It's way too expensive, but that's the point. You already know if the NUC 11 Extreme is right for you. It is not a machine trying to get a certain price or offer a certain value. Instead, it offers an excellent, small form factor design, a unique way to design a computer, and performance that even full-size desktops are a race for their money.
If you've looked at the NUC jealously, it will meet your expectations – provided you have a graphics card to plug in.
Are there alternatives?
There are other mini PCs out there, but nothing compares to the NUC 11 Extreme. Unless you're looking for a boutique case and configuring your own rig, there is no other machine that packs as much power as the NUC 11 Extreme in this small case. Most Mini-ITX cases are not only larger, but also more difficult to use.
That said, you can save some money by building your own machine if you're okay with a slightly larger case or if you can settle for a mini-ITX GPU.

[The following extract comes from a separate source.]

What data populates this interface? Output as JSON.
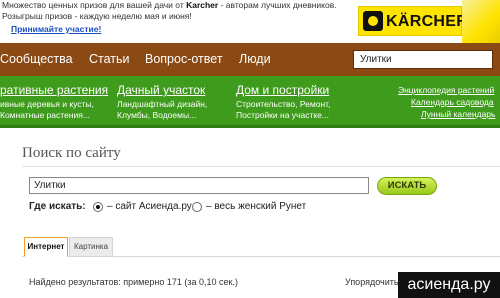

How long it will take?
The whole point of a NUC is that you can upgrade it with a new computing element over time. Assuming Intel continues to ship them, you can use the NUC 11 Extreme until the power supply fails.
Should you buy it?
Yes, as long as you know what you're getting yourself into. The NUC 11 Extreme is not just a mini PC. So, if you're looking for something to set up and forget, a machine like the M1 Mac Mini is probably better.